Best Matchups to Watch
With three matchups per day, and each match ranging from 90 minutes to two hours, here is the (predicted) best match to watch each day of the week. (All times are in Pacific Standard Time)
Wednesday January 17th – Houston Outlaws vs. Shanghai Dragons (8PM)
Watch the match between number 11 and 12 in the power rankings? Do so, because Overwatch is fundamentally fun no matter who plays. One of the differences between esports and on-field sports, is esports still can look exquisite when two bad teams play each other. When two bad teams play each other in football, watching is a difficult sell. No matter, the Outlaws and Dragons will be battling each other for the respective 11 seed next week – watch for better execution from the Outlaws while the Dragons refine their technical approach.
Thursday January 18th – Philadelphia Fusion vs. Los Angeles Gladiators (6PM)
The Fusion and Gladiators is an intriguing matchup of two question marks. The Fusion will be battling an opponent more apt to their tier, while the Gladiators will be taking on a squad looking to squash and contrived opinions. The Fusion and Gladiators are both young, inexperienced teams with a theme of inflexibility. They are good where they are good, and bad where they are bad. Naturally, however, this is a matchup allowing for some more inexperienced aspects of their strategy to more thoroughly vetted.
Friday January 19th – London Spitfire vs. Dallas Fuel (8PM)
The match the power rankings needed and wanted – number three and four battling in a way too early season match. A plethora of factors will change over the course of the season, but the stage and narrative for that second tier will be set this week. The flanking Fuel will play into the hands of a traditional and nuanced Spitfire team. Yes, the league is young, but the Spitfire represent a traditionally bold strategy, while the Fuel have been more apt to break the meta. Then again, the Spitfire could shock everyone with a new-found flexibility; they will need to operate in that style on Saturday.
Saturday January 20th – Los Angeles Valiant vs. London Spitfire (11AM)
The week of the Spitfire – not only one gut check on Friday night, but another on Saturday morning.
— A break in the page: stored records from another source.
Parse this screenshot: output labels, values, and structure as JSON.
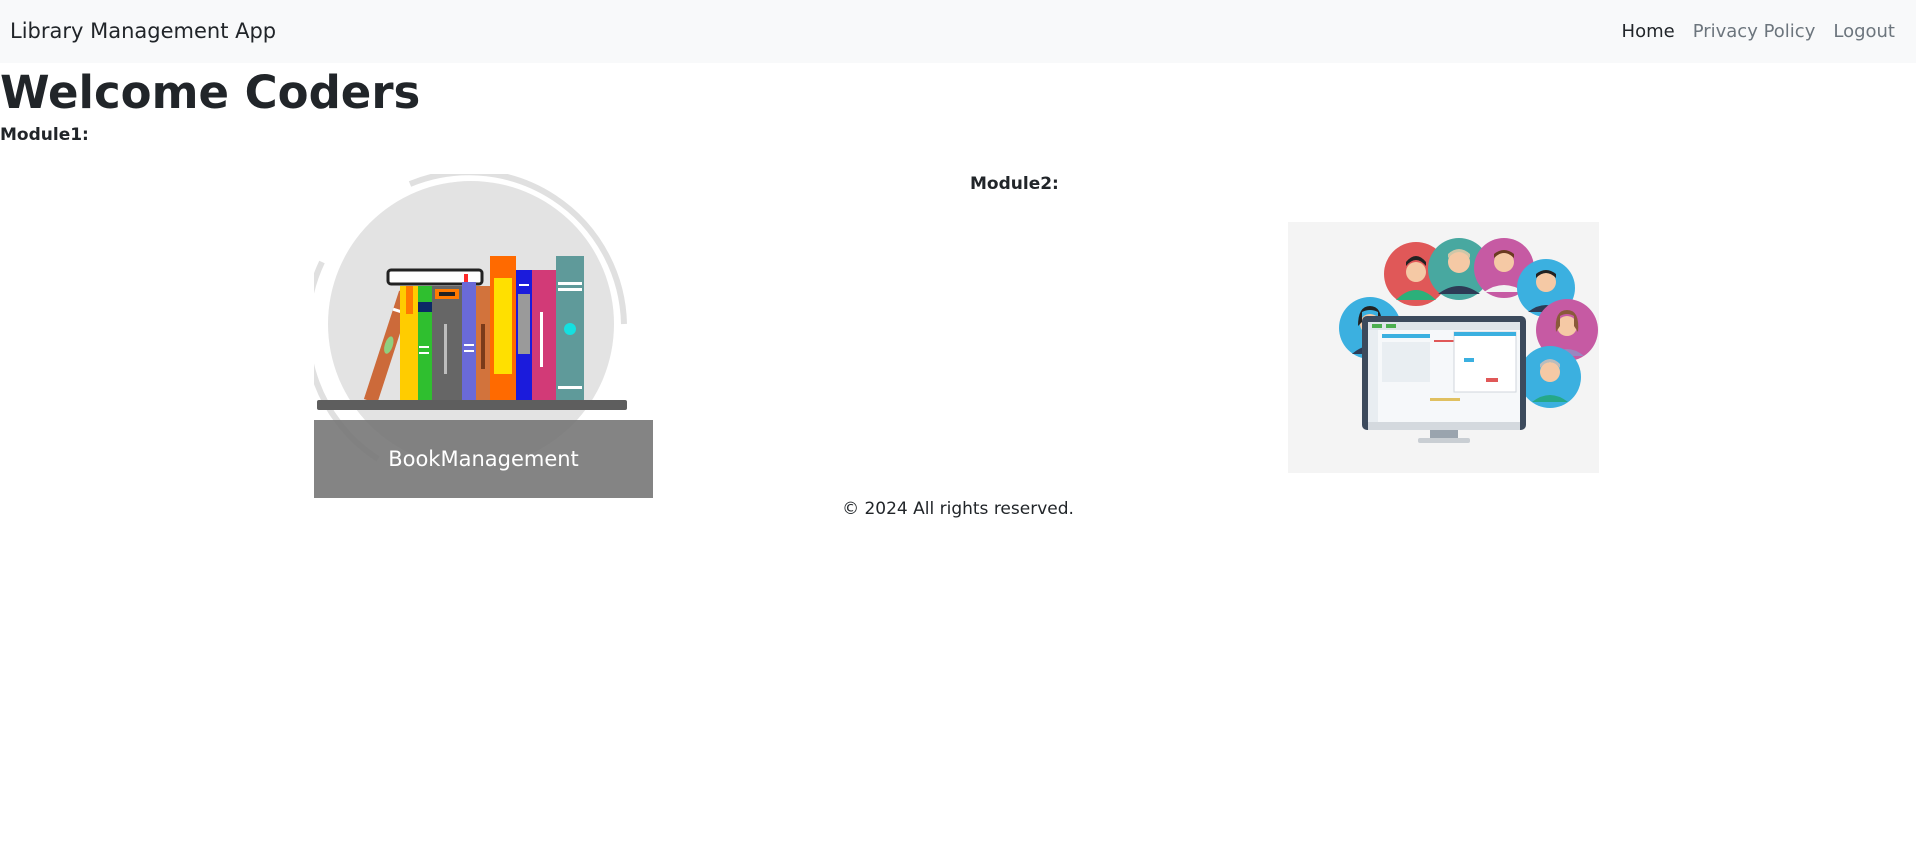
{
  "navbar": {
    "brand": "Library Management App",
    "links": [
      "Home",
      "Privacy Policy",
      "Logout"
    ]
  },
  "main": {
    "heading": "Welcome Coders",
    "modules": [
      {
        "label": "Module1:",
        "caption": "BookManagement"
      },
      {
        "label": "Module2:"
      }
    ]
  },
  "footer": {
    "text": "© 2024 All rights reserved."
  },
  "colors": {
    "navbar_bg": "#f8f9fa",
    "caption_overlay": "#737373",
    "muted_link": "#6c757d"
  },
  "icons": [
    "bookshelf-illustration",
    "people-computer-illustration"
  ]
}
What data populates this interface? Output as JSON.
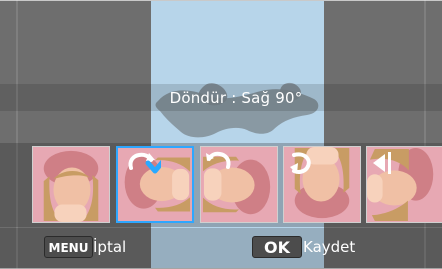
{
  "status": {
    "text": "Döndür : Sağ 90°"
  },
  "thumbnails": [
    {
      "name": "thumbnail-original",
      "selected": false,
      "rotation": 0
    },
    {
      "name": "thumbnail-rotate-right",
      "selected": true,
      "rotation": 90,
      "icon": "rotate-right-check-icon"
    },
    {
      "name": "thumbnail-rotate-left",
      "selected": false,
      "rotation": 270,
      "icon": "rotate-left-icon"
    },
    {
      "name": "thumbnail-rotate-180",
      "selected": false,
      "rotation": 180,
      "icon": "rotate-180-icon"
    },
    {
      "name": "thumbnail-flip",
      "selected": false,
      "rotation": 0,
      "icon": "flip-icon"
    }
  ],
  "footer": {
    "menu_key": "MENU",
    "cancel_label": "İptal",
    "ok_key": "OK",
    "save_label": "Kaydet"
  }
}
If they are going to be an early and consistent pain in year one, they will probably shine through. Since they do battle the Fuel the night before, they will need to show resolve with an entirely new game plan on Saturday morning. The Valiant will have plenty of time to watch and analyze film just before, putting the onus on the Spitfire’s strategic flexibility. In other words, Saturday morning may be more emblematic of a coaching clinic.
Main Image: Blizzard Entertainment